- **WHAT YOU ARE ASKED TO DO**
Set down each record below precisely, skipping the pictures.

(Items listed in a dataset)
>>>>>
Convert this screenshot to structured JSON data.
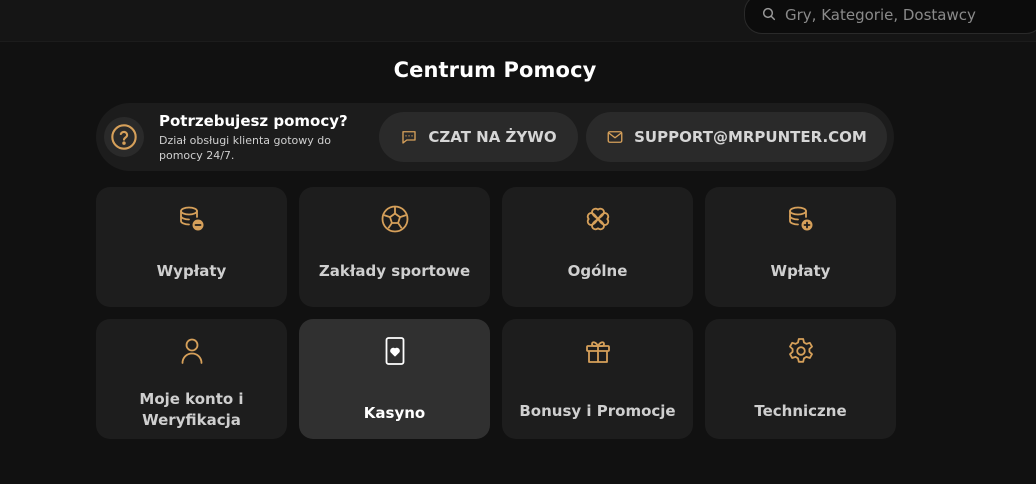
{
  "search": {
    "placeholder": "Gry, Kategorie, Dostawcy"
  },
  "page": {
    "title": "Centrum Pomocy"
  },
  "help": {
    "title": "Potrzebujesz pomocy?",
    "subtitle": "Dział obsługi klienta gotowy do pomocy 24/7.",
    "chat_label": "CZAT NA ŻYWO",
    "email_label": "SUPPORT@MRPUNTER.COM"
  },
  "colors": {
    "accent": "#d6a05a",
    "background": "#111111",
    "tile": "#1d1d1d",
    "tile_active": "#303030"
  },
  "categories": [
    {
      "label": "Wypłaty",
      "icon": "coins-minus-icon"
    },
    {
      "label": "Zakłady sportowe",
      "icon": "football-icon"
    },
    {
      "label": "Ogólne",
      "icon": "clover-icon"
    },
    {
      "label": "Wpłaty",
      "icon": "coins-plus-icon"
    },
    {
      "label": "Moje konto i Weryfikacja",
      "icon": "user-icon"
    },
    {
      "label": "Kasyno",
      "icon": "playing-card-icon",
      "active": true
    },
    {
      "label": "Bonusy i Promocje",
      "icon": "gift-icon"
    },
    {
      "label": "Techniczne",
      "icon": "gear-icon"
    }
  ]
}
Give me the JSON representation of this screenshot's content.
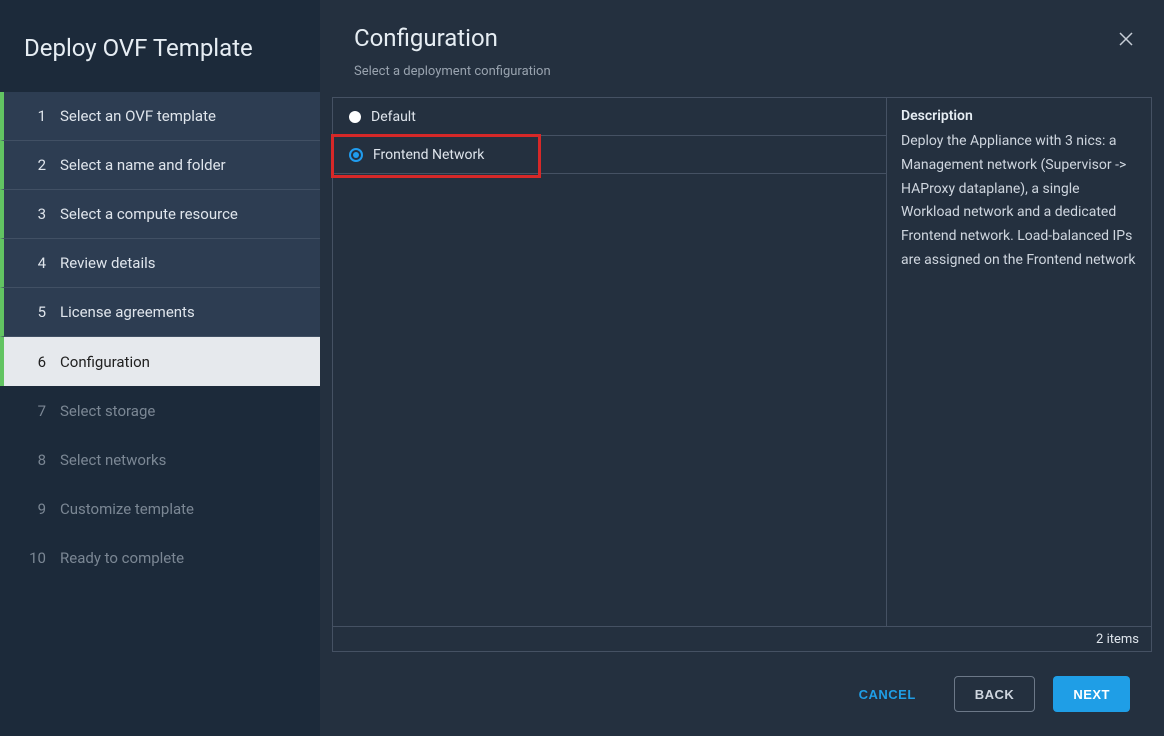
{
  "wizard": {
    "title": "Deploy OVF Template",
    "steps": [
      {
        "num": "1",
        "label": "Select an OVF template",
        "state": "completed"
      },
      {
        "num": "2",
        "label": "Select a name and folder",
        "state": "completed"
      },
      {
        "num": "3",
        "label": "Select a compute resource",
        "state": "completed"
      },
      {
        "num": "4",
        "label": "Review details",
        "state": "completed"
      },
      {
        "num": "5",
        "label": "License agreements",
        "state": "completed"
      },
      {
        "num": "6",
        "label": "Configuration",
        "state": "active"
      },
      {
        "num": "7",
        "label": "Select storage",
        "state": "pending"
      },
      {
        "num": "8",
        "label": "Select networks",
        "state": "pending"
      },
      {
        "num": "9",
        "label": "Customize template",
        "state": "pending"
      },
      {
        "num": "10",
        "label": "Ready to complete",
        "state": "pending"
      }
    ]
  },
  "page": {
    "title": "Configuration",
    "subtitle": "Select a deployment configuration",
    "options": [
      {
        "label": "Default",
        "selected": false
      },
      {
        "label": "Frontend Network",
        "selected": true
      }
    ],
    "items_count": "2 items",
    "description": {
      "title": "Description",
      "text": "Deploy the Appliance with 3 nics: a Management network (Supervisor -> HAProxy dataplane), a single Workload network and a dedicated Frontend network. Load-balanced IPs are assigned on the Frontend network"
    }
  },
  "footer": {
    "cancel": "CANCEL",
    "back": "BACK",
    "next": "NEXT"
  }
}
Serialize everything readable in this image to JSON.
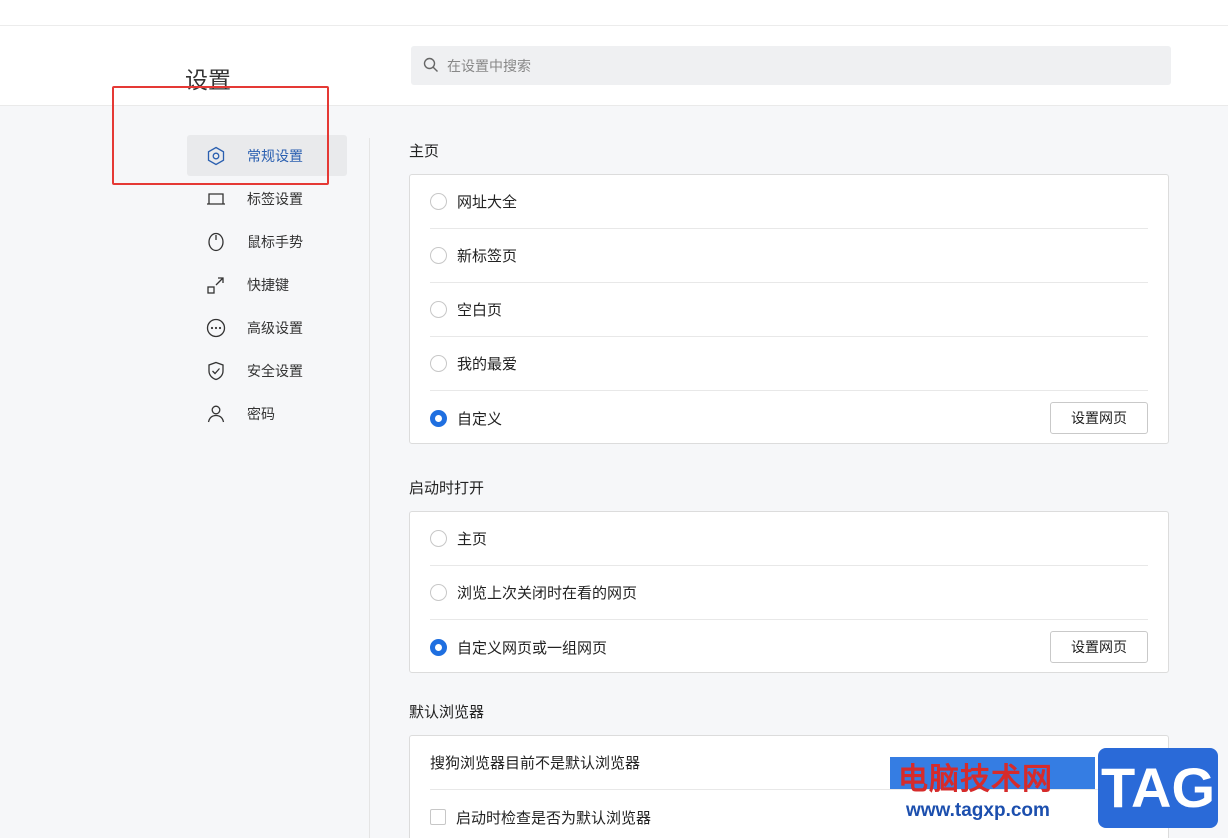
{
  "header": {
    "title": "设置",
    "search_placeholder": "在设置中搜索"
  },
  "sidebar": {
    "items": [
      {
        "label": "常规设置",
        "icon": "hexagon-settings-icon",
        "active": true
      },
      {
        "label": "标签设置",
        "icon": "tab-icon",
        "active": false
      },
      {
        "label": "鼠标手势",
        "icon": "mouse-icon",
        "active": false
      },
      {
        "label": "快捷键",
        "icon": "shortcut-icon",
        "active": false
      },
      {
        "label": "高级设置",
        "icon": "more-circle-icon",
        "active": false
      },
      {
        "label": "安全设置",
        "icon": "shield-icon",
        "active": false
      },
      {
        "label": "密码",
        "icon": "user-icon",
        "active": false
      }
    ]
  },
  "homepage": {
    "title": "主页",
    "options": [
      "网址大全",
      "新标签页",
      "空白页",
      "我的最爱",
      "自定义"
    ],
    "selected": "自定义",
    "button_label": "设置网页"
  },
  "startup": {
    "title": "启动时打开",
    "options": [
      "主页",
      "浏览上次关闭时在看的网页",
      "自定义网页或一组网页"
    ],
    "selected": "自定义网页或一组网页",
    "button_label": "设置网页"
  },
  "default_browser": {
    "title": "默认浏览器",
    "status_text": "搜狗浏览器目前不是默认浏览器",
    "check_label": "启动时检查是否为默认浏览器"
  },
  "watermark": {
    "title": "电脑技术网",
    "url": "www.tagxp.com",
    "badge": "TAG"
  },
  "colors": {
    "accent": "#1f6fe0",
    "annotation": "#e53935",
    "active_nav_text": "#2a5fb0"
  }
}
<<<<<
- **YOUR RESPONSE**
Convert this screenshot to structured JSON data.
{
  "search": {
    "placeholder": "Gry, Kategorie, Dostawcy"
  },
  "page": {
    "title": "Centrum Pomocy"
  },
  "help": {
    "title": "Potrzebujesz pomocy?",
    "subtitle": "Dział obsługi klienta gotowy do pomocy 24/7.",
    "chat_label": "CZAT NA ŻYWO",
    "email_label": "SUPPORT@MRPUNTER.COM"
  },
  "colors": {
    "accent": "#d6a05a",
    "background": "#111111",
    "tile": "#1d1d1d",
    "tile_active": "#303030"
  },
  "categories": [
    {
      "label": "Wypłaty",
      "icon": "coins-minus-icon"
    },
    {
      "label": "Zakłady sportowe",
      "icon": "football-icon"
    },
    {
      "label": "Ogólne",
      "icon": "clover-icon"
    },
    {
      "label": "Wpłaty",
      "icon": "coins-plus-icon"
    },
    {
      "label": "Moje konto i Weryfikacja",
      "icon": "user-icon"
    },
    {
      "label": "Kasyno",
      "icon": "playing-card-icon",
      "active": true
    },
    {
      "label": "Bonusy i Promocje",
      "icon": "gift-icon"
    },
    {
      "label": "Techniczne",
      "icon": "gear-icon"
    }
  ]
}
Give me the JSON representation of this screenshot's content.
{
  "wizard": {
    "title": "Deploy OVF Template",
    "steps": [
      {
        "num": "1",
        "label": "Select an OVF template",
        "state": "completed"
      },
      {
        "num": "2",
        "label": "Select a name and folder",
        "state": "completed"
      },
      {
        "num": "3",
        "label": "Select a compute resource",
        "state": "completed"
      },
      {
        "num": "4",
        "label": "Review details",
        "state": "completed"
      },
      {
        "num": "5",
        "label": "License agreements",
        "state": "completed"
      },
      {
        "num": "6",
        "label": "Configuration",
        "state": "active"
      },
      {
        "num": "7",
        "label": "Select storage",
        "state": "pending"
      },
      {
        "num": "8",
        "label": "Select networks",
        "state": "pending"
      },
      {
        "num": "9",
        "label": "Customize template",
        "state": "pending"
      },
      {
        "num": "10",
        "label": "Ready to complete",
        "state": "pending"
      }
    ]
  },
  "page": {
    "title": "Configuration",
    "subtitle": "Select a deployment configuration",
    "options": [
      {
        "label": "Default",
        "selected": false
      },
      {
        "label": "Frontend Network",
        "selected": true
      }
    ],
    "items_count": "2 items",
    "description": {
      "title": "Description",
      "text": "Deploy the Appliance with 3 nics: a Management network (Supervisor -> HAProxy dataplane), a single Workload network and a dedicated Frontend network. Load-balanced IPs are assigned on the Frontend network"
    }
  },
  "footer": {
    "cancel": "CANCEL",
    "back": "BACK",
    "next": "NEXT"
  }
}
Serialize everything readable in this image to JSON.
{
  "header": {
    "title": "设置",
    "search_placeholder": "在设置中搜索"
  },
  "sidebar": {
    "items": [
      {
        "label": "常规设置",
        "icon": "hexagon-settings-icon",
        "active": true
      },
      {
        "label": "标签设置",
        "icon": "tab-icon",
        "active": false
      },
      {
        "label": "鼠标手势",
        "icon": "mouse-icon",
        "active": false
      },
      {
        "label": "快捷键",
        "icon": "shortcut-icon",
        "active": false
      },
      {
        "label": "高级设置",
        "icon": "more-circle-icon",
        "active": false
      },
      {
        "label": "安全设置",
        "icon": "shield-icon",
        "active": false
      },
      {
        "label": "密码",
        "icon": "user-icon",
        "active": false
      }
    ]
  },
  "homepage": {
    "title": "主页",
    "options": [
      "网址大全",
      "新标签页",
      "空白页",
      "我的最爱",
      "自定义"
    ],
    "selected": "自定义",
    "button_label": "设置网页"
  },
  "startup": {
    "title": "启动时打开",
    "options": [
      "主页",
      "浏览上次关闭时在看的网页",
      "自定义网页或一组网页"
    ],
    "selected": "自定义网页或一组网页",
    "button_label": "设置网页"
  },
  "default_browser": {
    "title": "默认浏览器",
    "status_text": "搜狗浏览器目前不是默认浏览器",
    "check_label": "启动时检查是否为默认浏览器"
  },
  "watermark": {
    "title": "电脑技术网",
    "url": "www.tagxp.com",
    "badge": "TAG"
  },
  "colors": {
    "accent": "#1f6fe0",
    "annotation": "#e53935",
    "active_nav_text": "#2a5fb0"
  }
}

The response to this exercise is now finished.